“Without neglecting her duties – we see how she hurries to her cousin Elizabeth’s house -, Our Lady maintains a continuous attention to He who is in her interior. In her there grows, towards Him, a love that becomes more intense, more vibrant, more tender each day.” (Translated from Maternidade e Vida by Joao Paulo Pimentel, p. 25)

This Lent I am reflecting once again on the IV I am constantly needing attached to my arm: of others’ approval and shiny worldly success, not only for myself but even for those that I love. This Lent, let’s make serving and worshipping God the focus of our interior life, even in the most unsuccessful situations. This Lent, let’s fast from success.

About the Author:

Julie Machado is a 30-year-old wife, mother and Portuguese-American who grew up in California, but moved to Portugal for college and has been there ever since. She has a degree in Theology from the Catholic University of Lisbon and has special interest in Pope John Paul II’s Theology of the Body. She blogs at Marta, Julie e Maria.

  • JQ Tomanek

    Wow, this one strikes the heart. Great article Julie!

  • Lots to pray about and examine my heart with in this post….Thanks for your honesty and boldness!

  • JQ Tomanek

    “And as I close this chaotic volume I open again the strange small book from which all Christianity came; and I am again haunted by a kind of confirmation. The tremendous figure which fills the Gospels towers in this respect, as in every other, above all the thinkers who ever thought themselves tall. His pathos was natural, almost casual. The Stoics, ancient and modern, were proud of concealing their tears. He never concealed His tears; He showed them plainly on His open face at any daily sight, such as the far sight of His native city. Yet He concealed something. Solemn supermen and imperial diplomatists are proud of restraining their anger. He never restrained His anger. He flung furniture down the front steps of the Temple, and asked men how they expected to escape the damnation of Hell. Yet He restrained something. I say it with reverence; there was in that shattering personality a thread that must be called shyness. There was something that He hid from all men when He went up a mountain to pray. There was something that He covered constantly by abrupt silence or impetuous isolation. There was some one thing that was too great for God to show us when He walked upon our earth; and I have sometimes fancied that it was His mirth.” GK Chesterton at the end of “Orthodoxy”

    • JQ Tomanek

      If introducing a relationship with God, forgiving sins, healing, being born of a virgin, feeding the hungry, walking on water, changing water to wine, changing bread into His body, exorcising demons, raising people from the sleep of death, changing the status of women, ushering in a new era of creation, teaching that love is the greatest of virtues which was novel to world, dying for my sins and yours, resurrecting from the dead, and ascending to the Father all sounds like an uneventful life, I would have to wonder what you are comparing it to.

  • Kendall

    Love this.

  • lucyoo

    I never thought, in my whole life, that I would be writing to thank someone for casting a love spell on my marriage, but that day has arrived!
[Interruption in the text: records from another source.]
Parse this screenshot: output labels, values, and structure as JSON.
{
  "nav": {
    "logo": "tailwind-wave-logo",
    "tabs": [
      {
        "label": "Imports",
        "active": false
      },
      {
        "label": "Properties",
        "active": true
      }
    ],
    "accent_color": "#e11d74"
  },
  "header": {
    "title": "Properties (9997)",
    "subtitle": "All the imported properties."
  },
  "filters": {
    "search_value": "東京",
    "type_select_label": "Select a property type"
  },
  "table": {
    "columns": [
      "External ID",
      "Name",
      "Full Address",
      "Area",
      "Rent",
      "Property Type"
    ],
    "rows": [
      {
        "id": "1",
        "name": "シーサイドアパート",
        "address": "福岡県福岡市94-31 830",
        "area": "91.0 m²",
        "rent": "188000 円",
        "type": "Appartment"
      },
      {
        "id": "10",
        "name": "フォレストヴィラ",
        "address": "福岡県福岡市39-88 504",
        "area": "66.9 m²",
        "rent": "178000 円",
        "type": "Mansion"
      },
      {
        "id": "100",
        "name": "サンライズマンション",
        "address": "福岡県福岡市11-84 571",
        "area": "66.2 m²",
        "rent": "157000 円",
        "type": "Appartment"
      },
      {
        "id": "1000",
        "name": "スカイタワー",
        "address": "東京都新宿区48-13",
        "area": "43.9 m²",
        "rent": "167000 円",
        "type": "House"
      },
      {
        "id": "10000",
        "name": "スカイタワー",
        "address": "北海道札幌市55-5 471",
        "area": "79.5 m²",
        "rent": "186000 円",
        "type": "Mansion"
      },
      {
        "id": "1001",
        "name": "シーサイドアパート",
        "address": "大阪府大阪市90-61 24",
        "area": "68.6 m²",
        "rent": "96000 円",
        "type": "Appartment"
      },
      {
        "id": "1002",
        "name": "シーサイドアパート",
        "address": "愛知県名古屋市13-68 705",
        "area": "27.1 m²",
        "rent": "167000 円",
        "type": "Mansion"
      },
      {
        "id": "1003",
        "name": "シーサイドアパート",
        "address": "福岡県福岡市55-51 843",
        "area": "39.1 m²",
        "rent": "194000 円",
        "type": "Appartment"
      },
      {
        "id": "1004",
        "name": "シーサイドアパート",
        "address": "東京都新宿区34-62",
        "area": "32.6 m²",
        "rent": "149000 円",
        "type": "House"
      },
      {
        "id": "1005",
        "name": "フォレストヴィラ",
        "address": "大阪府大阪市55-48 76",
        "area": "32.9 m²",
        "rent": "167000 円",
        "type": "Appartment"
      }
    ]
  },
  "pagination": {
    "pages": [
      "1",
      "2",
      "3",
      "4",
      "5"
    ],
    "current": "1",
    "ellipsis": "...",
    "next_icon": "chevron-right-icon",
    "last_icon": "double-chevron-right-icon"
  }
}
It’s true that I didn’t believe in this kind of thing at all, but now i do since i had my husband back to my life last month after all i have been through as a single mother but now i can give thanks to Dr. Ekaka email: ekakaspelltemple@yahoo.com for the love spell he had on my husband and now we are living as a happy family again. It was truly a one-of-a-kind experience…